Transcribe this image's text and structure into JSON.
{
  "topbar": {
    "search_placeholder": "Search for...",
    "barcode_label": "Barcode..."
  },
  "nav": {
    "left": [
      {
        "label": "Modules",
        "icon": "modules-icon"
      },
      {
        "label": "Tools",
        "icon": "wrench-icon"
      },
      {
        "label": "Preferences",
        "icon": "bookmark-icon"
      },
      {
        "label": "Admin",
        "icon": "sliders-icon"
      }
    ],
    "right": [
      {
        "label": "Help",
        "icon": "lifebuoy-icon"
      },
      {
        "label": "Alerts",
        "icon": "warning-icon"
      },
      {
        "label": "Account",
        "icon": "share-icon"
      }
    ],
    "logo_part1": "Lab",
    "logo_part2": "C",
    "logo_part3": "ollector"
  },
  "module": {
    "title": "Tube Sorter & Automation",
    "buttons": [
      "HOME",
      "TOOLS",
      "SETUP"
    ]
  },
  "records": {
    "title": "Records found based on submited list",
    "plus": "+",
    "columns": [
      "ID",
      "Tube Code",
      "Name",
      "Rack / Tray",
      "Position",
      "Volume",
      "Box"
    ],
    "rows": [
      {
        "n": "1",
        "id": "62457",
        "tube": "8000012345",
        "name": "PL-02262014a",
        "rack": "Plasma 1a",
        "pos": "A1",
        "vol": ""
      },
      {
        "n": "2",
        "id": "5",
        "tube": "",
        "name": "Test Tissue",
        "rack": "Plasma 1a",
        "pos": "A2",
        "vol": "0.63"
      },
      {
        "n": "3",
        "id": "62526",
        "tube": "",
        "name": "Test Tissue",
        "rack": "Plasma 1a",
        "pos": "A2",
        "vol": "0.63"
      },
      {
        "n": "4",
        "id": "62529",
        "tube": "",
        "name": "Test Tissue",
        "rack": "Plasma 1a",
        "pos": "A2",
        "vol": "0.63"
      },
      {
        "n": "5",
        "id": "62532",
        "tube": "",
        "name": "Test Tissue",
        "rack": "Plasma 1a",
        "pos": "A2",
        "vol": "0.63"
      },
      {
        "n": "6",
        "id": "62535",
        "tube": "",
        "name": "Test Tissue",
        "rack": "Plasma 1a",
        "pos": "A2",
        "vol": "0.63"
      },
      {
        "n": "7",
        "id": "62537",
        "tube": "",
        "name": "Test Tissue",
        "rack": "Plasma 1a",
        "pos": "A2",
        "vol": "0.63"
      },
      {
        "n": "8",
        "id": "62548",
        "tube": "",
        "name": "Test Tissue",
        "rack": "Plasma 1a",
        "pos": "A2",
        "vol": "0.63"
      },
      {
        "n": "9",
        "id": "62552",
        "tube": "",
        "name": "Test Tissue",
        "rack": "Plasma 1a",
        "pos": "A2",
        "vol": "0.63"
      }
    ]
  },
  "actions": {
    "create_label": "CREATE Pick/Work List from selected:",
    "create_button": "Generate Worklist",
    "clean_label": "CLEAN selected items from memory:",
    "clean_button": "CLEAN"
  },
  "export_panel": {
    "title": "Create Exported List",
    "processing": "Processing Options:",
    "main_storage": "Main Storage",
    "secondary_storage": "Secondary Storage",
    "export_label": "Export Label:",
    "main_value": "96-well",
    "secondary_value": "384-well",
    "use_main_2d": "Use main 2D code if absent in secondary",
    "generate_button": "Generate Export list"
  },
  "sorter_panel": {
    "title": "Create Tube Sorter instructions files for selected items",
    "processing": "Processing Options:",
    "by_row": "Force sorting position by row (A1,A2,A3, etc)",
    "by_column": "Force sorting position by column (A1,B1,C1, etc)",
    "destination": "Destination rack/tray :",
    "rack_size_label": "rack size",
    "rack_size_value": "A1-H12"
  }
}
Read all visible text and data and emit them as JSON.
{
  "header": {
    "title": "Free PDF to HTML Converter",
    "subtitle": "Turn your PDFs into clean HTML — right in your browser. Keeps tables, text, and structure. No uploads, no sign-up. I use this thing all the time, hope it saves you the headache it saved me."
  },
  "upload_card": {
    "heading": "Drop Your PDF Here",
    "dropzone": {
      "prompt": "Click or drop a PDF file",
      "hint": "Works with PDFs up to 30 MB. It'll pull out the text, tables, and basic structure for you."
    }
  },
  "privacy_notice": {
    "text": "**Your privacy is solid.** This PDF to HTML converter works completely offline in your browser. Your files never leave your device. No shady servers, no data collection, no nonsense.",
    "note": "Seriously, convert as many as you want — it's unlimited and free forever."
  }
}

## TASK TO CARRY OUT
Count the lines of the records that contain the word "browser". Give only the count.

## SOLUTION TO THE EXERCISE
2